ACOG supports over-the-counter access to birth control, but not as a substitute for the full, no co-pay coverage of all the Food and Drug Administration (FDA)-approved methods of birth control, under the ACA. Women also need unimpeded access to long-acting reversible contraceptives (LARC), which are more effective at preventing pregnancy than oral contraceptives, and cannot be over-the-counter.

ACOG does not support the Love/Ernst bill, which imposes an artificial age restriction, threatening to reverse our falling teen pregnancy rate, and which assumes that there are oral contraceptives that are on-the-shelf ready, even though none have been approved by the FDA. This bill does not ensure women greater access to safe and effective contraception.

Contraceptive access is a fundamental part of women’s health. Our common goal should be to improve women’s health care, prevent unintended pregnancies, and increase use of contraception, including LARC. Promises of quick fixes, including over-the-counter access, are shallow politics.

Washington, D.C.  


Bold leadership needed to advance energy innovation

From Heather Reams, managing director, Citizens for Responsible Energy Solutions

As Iowa Gov. Kim Reynolds noted in her refreshing Aug. 7 op-ed, a red state like hers doesn’t “become an energy powerhouse by accident.” Leadership and bold action is needed.

Congress is currently in the appropriations process. So, as they return to their districts for August recess, hopefully their conversations with their constituents will focus on investing in the technology, science and research necessary for backing renewable energy initiatives like the ones Iowa took. The country could do much more as the U.S. stands just 12th in the world in energy R&D spending as a share of GDP.

Hesitant legislators should know that energy policy has now reached high levels of support across the political spectrum. A recent poll conducted by my organization, Citizens for Responsible Energy Solutions Forum, found that 75 percent of likely voters favor the federal government playing a role in the development and advancement of newer, cleaner, and more reliable energy. This includes a majority of Republicans, self-identified conservatives, and even those who voted for President Trump.

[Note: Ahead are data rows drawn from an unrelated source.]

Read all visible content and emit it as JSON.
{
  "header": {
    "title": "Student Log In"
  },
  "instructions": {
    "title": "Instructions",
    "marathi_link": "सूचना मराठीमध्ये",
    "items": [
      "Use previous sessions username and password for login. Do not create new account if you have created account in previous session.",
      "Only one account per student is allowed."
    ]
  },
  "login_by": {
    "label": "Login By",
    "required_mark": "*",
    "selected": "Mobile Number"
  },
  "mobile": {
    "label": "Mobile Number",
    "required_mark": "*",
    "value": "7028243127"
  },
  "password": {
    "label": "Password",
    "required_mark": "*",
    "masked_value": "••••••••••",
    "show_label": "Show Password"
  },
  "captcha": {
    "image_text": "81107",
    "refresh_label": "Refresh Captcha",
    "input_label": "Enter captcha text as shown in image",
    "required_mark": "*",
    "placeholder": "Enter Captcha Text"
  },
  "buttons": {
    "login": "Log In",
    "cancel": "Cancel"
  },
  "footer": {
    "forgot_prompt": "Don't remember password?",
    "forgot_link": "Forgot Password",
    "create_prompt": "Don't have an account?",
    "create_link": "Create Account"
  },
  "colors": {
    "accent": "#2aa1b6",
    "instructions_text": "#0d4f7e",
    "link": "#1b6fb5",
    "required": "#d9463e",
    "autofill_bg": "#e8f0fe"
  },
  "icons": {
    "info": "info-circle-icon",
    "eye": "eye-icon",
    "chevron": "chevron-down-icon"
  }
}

Energy innovation is increasingly critical to the nation’s job creation, economic growth and international competitiveness. GOP leaders in the states that could benefit the most need to follow in Iowa’s footsteps and begin building their energy future now.

Washington, DC